**INSTRUCTIONS FOR THE TASK**
Which lines of the data hold the word "icon"? Copy all of them.

Website and app data records
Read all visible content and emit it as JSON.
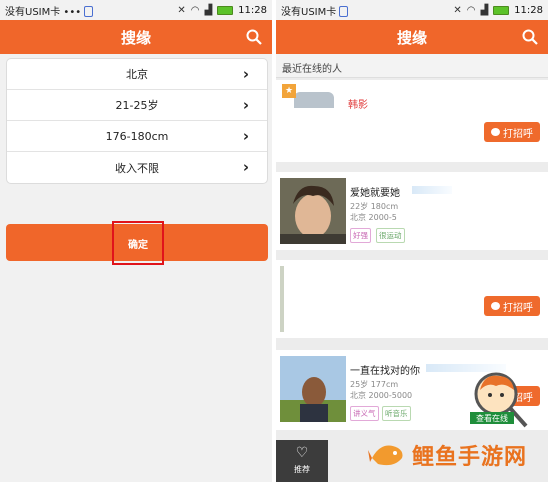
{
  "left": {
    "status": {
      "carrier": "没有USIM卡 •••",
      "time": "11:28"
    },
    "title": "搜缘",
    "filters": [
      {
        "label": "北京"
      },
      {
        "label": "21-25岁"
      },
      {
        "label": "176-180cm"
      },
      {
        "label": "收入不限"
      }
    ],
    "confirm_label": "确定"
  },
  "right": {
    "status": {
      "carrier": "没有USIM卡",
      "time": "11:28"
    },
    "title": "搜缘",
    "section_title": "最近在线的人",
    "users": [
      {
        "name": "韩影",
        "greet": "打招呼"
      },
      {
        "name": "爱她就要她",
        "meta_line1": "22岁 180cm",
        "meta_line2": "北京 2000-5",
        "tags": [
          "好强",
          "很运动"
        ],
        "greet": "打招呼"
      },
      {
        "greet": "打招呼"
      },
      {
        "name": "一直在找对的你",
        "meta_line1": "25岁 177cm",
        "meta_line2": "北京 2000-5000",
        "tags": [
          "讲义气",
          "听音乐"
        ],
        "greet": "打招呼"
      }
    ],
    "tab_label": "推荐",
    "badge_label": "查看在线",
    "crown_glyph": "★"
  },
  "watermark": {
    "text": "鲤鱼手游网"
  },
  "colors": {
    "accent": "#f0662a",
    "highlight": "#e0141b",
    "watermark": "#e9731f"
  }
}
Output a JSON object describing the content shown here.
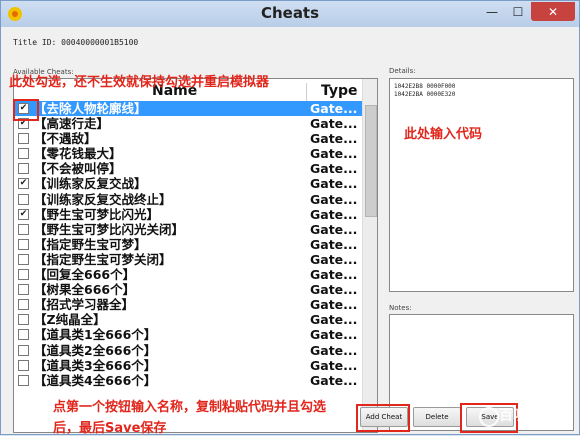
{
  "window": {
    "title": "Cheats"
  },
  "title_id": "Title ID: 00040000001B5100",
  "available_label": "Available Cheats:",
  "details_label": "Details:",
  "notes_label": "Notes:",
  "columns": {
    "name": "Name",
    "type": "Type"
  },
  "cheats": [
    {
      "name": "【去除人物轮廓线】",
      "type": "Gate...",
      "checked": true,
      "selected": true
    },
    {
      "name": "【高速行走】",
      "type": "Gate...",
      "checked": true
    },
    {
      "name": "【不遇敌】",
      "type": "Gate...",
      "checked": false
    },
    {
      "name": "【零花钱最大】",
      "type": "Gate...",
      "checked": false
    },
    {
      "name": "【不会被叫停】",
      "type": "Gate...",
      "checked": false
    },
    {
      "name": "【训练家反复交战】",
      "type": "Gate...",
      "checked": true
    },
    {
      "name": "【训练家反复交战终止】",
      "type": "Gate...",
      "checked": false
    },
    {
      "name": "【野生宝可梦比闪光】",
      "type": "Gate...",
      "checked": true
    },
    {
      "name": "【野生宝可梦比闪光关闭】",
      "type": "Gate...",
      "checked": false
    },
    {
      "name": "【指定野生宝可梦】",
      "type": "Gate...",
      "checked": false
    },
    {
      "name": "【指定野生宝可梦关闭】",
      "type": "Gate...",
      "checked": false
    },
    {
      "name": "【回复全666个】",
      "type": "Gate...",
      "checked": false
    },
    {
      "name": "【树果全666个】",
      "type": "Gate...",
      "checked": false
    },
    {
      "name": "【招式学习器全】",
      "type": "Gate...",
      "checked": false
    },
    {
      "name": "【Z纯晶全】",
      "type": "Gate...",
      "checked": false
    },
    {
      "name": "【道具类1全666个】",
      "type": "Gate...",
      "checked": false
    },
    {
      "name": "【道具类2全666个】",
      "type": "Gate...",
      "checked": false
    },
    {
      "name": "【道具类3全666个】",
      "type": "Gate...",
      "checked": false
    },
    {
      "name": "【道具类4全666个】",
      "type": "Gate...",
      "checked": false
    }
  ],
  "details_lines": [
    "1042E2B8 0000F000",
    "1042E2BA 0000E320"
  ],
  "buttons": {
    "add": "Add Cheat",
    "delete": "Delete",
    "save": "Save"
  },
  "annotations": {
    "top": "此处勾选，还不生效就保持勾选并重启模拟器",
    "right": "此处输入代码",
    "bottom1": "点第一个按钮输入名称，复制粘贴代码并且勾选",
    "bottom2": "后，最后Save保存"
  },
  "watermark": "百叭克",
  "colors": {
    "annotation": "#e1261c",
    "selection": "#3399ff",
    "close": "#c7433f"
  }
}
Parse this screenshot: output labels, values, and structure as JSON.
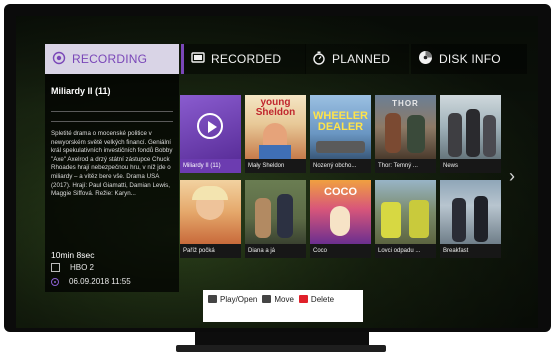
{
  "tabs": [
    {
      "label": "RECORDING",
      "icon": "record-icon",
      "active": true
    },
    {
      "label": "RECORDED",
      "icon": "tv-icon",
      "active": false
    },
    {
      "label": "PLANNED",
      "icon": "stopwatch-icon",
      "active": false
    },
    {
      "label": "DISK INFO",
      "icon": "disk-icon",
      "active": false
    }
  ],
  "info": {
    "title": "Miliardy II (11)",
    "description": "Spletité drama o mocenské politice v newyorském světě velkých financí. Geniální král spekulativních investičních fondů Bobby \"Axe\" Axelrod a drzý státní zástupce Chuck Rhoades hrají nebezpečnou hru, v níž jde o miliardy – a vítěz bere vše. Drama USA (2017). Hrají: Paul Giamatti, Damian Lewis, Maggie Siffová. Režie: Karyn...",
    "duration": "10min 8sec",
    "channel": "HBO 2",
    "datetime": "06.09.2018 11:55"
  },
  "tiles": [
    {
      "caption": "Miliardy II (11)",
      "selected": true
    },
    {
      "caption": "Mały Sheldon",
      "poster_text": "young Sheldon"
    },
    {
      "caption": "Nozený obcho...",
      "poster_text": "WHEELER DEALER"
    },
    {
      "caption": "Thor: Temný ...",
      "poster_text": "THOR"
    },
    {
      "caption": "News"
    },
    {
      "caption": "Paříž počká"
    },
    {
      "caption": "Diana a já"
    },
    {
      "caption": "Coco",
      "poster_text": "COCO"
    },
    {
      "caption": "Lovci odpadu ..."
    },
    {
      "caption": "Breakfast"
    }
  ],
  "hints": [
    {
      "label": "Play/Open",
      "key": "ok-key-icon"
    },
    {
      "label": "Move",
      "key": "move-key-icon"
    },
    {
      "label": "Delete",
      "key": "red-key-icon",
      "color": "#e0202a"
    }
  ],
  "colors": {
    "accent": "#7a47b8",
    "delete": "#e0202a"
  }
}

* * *

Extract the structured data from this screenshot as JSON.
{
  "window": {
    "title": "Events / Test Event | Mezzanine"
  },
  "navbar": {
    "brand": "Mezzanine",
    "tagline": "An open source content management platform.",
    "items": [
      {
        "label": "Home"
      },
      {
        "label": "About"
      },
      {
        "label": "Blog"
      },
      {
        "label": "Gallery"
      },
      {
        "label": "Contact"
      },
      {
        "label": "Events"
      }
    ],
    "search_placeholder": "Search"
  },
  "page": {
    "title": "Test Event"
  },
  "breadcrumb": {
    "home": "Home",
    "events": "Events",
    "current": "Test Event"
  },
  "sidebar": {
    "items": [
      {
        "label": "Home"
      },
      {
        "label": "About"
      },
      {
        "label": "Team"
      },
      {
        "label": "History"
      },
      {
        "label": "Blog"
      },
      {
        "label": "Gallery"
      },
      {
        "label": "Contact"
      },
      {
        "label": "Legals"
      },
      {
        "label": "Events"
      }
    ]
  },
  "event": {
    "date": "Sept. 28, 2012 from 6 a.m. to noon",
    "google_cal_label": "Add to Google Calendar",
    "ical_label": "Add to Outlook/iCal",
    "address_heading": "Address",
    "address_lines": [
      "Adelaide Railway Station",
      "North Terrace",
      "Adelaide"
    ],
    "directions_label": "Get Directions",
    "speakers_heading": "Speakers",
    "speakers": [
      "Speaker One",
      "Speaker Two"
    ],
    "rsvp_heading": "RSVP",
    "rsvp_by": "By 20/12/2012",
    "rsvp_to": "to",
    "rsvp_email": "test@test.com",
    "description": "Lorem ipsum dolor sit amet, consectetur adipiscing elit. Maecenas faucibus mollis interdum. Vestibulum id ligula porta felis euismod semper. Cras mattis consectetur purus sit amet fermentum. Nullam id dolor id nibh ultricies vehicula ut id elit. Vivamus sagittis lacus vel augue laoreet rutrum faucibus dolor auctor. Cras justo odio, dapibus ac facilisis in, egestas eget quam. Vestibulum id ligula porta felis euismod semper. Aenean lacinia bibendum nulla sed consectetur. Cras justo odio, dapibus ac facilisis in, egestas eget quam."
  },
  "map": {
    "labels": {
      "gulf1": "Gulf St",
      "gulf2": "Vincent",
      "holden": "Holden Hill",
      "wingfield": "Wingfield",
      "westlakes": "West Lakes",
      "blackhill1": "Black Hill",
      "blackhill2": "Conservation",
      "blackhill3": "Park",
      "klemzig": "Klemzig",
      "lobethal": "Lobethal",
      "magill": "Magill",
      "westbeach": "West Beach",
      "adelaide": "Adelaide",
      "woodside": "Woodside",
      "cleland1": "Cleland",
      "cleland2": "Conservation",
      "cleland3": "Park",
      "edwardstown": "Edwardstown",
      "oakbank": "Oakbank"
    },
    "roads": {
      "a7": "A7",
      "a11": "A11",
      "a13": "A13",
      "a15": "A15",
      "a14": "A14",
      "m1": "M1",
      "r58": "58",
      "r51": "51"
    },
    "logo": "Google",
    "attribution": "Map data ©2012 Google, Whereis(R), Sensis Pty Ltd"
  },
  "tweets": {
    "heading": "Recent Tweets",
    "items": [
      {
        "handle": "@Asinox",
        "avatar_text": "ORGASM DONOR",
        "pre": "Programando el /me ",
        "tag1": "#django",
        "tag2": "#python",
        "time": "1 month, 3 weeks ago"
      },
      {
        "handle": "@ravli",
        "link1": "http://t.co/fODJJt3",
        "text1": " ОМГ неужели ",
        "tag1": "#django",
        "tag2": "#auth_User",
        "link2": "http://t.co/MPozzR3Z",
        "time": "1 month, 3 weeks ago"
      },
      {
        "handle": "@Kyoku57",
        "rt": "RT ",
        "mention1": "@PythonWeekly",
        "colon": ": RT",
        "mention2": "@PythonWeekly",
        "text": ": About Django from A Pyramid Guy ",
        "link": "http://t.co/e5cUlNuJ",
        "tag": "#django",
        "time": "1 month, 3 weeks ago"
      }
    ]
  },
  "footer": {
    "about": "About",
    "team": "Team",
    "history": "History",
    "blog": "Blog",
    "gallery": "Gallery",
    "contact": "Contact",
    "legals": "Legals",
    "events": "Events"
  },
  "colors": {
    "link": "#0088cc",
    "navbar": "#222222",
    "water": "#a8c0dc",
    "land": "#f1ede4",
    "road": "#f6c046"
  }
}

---

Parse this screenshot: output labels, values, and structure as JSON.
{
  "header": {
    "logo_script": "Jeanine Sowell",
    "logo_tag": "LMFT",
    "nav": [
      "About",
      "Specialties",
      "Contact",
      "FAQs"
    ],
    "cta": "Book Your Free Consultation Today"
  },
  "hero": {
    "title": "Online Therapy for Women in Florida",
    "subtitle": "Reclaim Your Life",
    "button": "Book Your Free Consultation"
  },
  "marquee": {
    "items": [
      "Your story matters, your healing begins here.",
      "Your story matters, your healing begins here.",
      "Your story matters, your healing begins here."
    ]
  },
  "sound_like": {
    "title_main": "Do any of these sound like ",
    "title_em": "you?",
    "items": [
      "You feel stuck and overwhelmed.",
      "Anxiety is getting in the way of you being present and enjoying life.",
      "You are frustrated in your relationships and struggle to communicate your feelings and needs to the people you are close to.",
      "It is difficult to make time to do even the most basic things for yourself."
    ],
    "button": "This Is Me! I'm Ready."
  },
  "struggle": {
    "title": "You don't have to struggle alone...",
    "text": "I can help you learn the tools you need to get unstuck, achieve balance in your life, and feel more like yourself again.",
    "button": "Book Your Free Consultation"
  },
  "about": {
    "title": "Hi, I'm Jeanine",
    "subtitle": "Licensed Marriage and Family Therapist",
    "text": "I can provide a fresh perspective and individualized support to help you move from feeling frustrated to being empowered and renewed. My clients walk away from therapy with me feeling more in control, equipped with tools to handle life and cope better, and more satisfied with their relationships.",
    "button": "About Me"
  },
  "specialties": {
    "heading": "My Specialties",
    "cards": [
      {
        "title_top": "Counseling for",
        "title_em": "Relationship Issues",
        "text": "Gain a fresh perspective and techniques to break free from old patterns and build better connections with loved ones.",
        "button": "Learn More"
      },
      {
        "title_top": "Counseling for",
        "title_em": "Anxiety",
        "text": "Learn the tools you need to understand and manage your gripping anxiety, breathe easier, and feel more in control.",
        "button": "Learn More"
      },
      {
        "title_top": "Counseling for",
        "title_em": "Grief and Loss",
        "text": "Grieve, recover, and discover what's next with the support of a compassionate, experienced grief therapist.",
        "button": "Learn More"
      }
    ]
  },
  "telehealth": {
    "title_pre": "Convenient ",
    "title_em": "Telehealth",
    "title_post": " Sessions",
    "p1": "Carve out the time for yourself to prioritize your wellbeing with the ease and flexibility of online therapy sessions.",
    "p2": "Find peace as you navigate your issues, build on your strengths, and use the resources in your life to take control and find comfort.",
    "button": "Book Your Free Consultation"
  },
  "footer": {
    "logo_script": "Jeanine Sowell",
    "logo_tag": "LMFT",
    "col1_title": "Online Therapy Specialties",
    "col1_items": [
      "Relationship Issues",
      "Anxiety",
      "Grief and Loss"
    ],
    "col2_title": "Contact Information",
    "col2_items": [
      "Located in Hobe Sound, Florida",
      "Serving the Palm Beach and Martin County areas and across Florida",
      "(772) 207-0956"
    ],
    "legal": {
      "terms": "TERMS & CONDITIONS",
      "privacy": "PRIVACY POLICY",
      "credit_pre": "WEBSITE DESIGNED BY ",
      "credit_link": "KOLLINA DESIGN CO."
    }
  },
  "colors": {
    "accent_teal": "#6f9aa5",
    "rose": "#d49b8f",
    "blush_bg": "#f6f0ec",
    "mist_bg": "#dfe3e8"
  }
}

**ANSWER TO THE PROBLEM**
      "icon": "record-icon",
      "icon": "tv-icon",
      "icon": "stopwatch-icon",
      "icon": "disk-icon",
      "key": "ok-key-icon"
      "key": "move-key-icon"
      "key": "red-key-icon",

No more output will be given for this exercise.